Join the Minnesota Zoo in connecting people, animals, and the natural world to save wildlife by participating in the City Nature Challenge. The CNC is a contest between nearly 60 cities from around the world, to see which can engage the most people in finding and making the most observations of nature in a four day span. The Minnesota Zoo is committed to connecting people to nature and invites you to help the Twin Cities win this friendly competition. Results will be announced on Friday, May 4, may the best city (the Twin Cities) win!

This contest runs from April 27 to April 30, and all observations are captured using the iNaturalist app. iNaturalist is a citizen science app that brings together professional scientists and projects on this social network with citizen scientists and local naturalists and biologists. You can contribute to real science, in a very real way. Every observation is a contribution to biodiversity science. iNaturalist shares your findings to the world that allows scientists to use your data. All you have to do is observe.

You don’t need the help of the Minnesota Zoo to participate in this 4-day challenge, but if you do, naturalists from the Minnesota Zoo’s Education Department will be on-site at the Medtronic Minnesota Trail Bird Deck from 10am-2pm on Saturday, April 28 and Sunday, April 29 to show guests how to use the iNaturalist app and assist them with the making and uploading of observations, and possible species’ identification.

What to do in four easy steps:

  • Step 1: Create your own iNaturalist account by downloading the free app from the AppStore or Google Play.
  • Step 2: Find wildlife (any plant, animal, fungi, slime mold, or any other evidence of life, including scat, fur, tracks, shells and carcasses).
  • Step 3: Take a picture of what you find and note the location of the critter or plant.
  • Step 4: Share your observations by uploading your findings through iNaturalist.

What is citizen science you ask? Citizen Science really is just like is sounds. It’s the collection of information by members of the public as part of a project with professional scientists. The Minnesota Zoo uses citizen science to better understand our site and its flora and fauna better, and to engage our students and volunteers in new and deeper ways, while teaching them about the scientific process.

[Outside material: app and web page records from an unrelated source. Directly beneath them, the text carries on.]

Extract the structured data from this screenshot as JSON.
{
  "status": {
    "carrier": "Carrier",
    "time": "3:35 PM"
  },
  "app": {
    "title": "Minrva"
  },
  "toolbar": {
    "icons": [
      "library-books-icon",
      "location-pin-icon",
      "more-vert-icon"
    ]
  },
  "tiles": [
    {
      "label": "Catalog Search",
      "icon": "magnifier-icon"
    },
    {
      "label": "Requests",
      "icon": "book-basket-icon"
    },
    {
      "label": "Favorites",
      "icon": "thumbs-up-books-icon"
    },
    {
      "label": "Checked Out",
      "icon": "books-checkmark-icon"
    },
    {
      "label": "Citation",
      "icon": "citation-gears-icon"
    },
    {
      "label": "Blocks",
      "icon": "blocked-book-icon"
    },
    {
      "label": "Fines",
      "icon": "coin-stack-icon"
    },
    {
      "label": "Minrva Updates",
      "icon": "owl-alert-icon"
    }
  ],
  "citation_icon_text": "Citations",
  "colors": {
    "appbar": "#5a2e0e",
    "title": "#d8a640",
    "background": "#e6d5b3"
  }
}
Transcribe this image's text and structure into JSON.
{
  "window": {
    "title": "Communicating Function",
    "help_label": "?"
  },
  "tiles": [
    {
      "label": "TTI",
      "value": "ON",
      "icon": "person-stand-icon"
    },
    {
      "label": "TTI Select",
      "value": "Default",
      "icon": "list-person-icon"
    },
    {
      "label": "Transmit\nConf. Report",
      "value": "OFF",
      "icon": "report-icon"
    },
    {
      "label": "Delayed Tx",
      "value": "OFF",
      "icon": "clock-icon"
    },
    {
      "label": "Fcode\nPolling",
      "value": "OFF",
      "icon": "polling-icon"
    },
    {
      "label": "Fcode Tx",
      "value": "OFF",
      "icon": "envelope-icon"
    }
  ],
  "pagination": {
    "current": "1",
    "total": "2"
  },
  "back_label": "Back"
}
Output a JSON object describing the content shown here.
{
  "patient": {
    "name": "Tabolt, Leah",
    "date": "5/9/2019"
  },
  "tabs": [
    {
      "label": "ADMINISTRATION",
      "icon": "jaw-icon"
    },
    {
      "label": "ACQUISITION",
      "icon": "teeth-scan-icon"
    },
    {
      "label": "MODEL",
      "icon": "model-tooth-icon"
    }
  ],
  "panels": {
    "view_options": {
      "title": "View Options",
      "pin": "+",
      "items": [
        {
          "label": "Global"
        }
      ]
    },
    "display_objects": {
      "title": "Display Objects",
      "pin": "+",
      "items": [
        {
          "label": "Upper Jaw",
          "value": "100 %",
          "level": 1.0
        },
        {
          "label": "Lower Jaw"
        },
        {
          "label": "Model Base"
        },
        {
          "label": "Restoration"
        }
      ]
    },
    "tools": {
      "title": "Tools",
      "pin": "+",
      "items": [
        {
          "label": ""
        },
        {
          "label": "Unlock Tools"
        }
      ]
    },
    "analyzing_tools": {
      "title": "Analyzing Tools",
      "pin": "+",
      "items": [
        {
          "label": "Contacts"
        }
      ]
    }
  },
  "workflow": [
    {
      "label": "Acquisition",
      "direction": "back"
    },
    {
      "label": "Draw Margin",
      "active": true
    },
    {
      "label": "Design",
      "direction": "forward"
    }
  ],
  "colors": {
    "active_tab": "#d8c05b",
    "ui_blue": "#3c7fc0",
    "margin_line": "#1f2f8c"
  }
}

Learn more about our conservation efforts at the Zoo, in Minnesota around the world!